Data records for software interfaces
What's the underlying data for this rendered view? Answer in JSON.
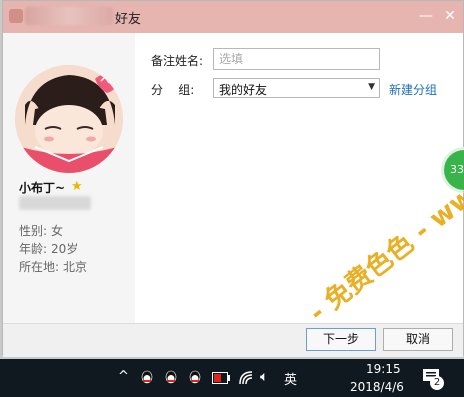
{
  "window": {
    "title_suffix": "好友",
    "min_glyph": "—",
    "close_glyph": "✕"
  },
  "profile": {
    "nickname": "小布丁~",
    "gender_label": "性别:",
    "gender": "女",
    "age_label": "年龄:",
    "age": "20岁",
    "location_label": "所在地:",
    "location": "北京"
  },
  "form": {
    "remark_label": "备注姓名:",
    "remark_placeholder": "选填",
    "group_label": "分    组:",
    "group_value": "我的好友",
    "new_group_link": "新建分组"
  },
  "buttons": {
    "next": "下一步",
    "cancel": "取消"
  },
  "float_badge": "33",
  "watermark": "- 免费色色 - www.MFsese.com",
  "taskbar": {
    "ime": "英",
    "time": "19:15",
    "date": "2018/4/6",
    "notification_count": "2"
  },
  "colors": {
    "titlebar": "#e6b5b0",
    "link": "#1e6fb7",
    "taskbar": "#101820",
    "badge": "#38b44a",
    "watermark": "#e6a200"
  },
  "icons": [
    "qq-icon",
    "star-icon",
    "chevron-up-icon",
    "wifi-icon",
    "volume-icon",
    "notification-icon"
  ]
}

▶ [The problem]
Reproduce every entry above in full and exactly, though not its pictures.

▶ [Output of the exercise]
What's the underlying data for this rendered view? Answer in JSON.
{
  "window": {
    "title_suffix": "好友",
    "min_glyph": "—",
    "close_glyph": "✕"
  },
  "profile": {
    "nickname": "小布丁~",
    "gender_label": "性别:",
    "gender": "女",
    "age_label": "年龄:",
    "age": "20岁",
    "location_label": "所在地:",
    "location": "北京"
  },
  "form": {
    "remark_label": "备注姓名:",
    "remark_placeholder": "选填",
    "group_label": "分    组:",
    "group_value": "我的好友",
    "new_group_link": "新建分组"
  },
  "buttons": {
    "next": "下一步",
    "cancel": "取消"
  },
  "float_badge": "33",
  "watermark": "- 免费色色 - www.MFsese.com",
  "taskbar": {
    "ime": "英",
    "time": "19:15",
    "date": "2018/4/6",
    "notification_count": "2"
  },
  "colors": {
    "titlebar": "#e6b5b0",
    "link": "#1e6fb7",
    "taskbar": "#101820",
    "badge": "#38b44a",
    "watermark": "#e6a200"
  },
  "icons": [
    "qq-icon",
    "star-icon",
    "chevron-up-icon",
    "wifi-icon",
    "volume-icon",
    "notification-icon"
  ]
}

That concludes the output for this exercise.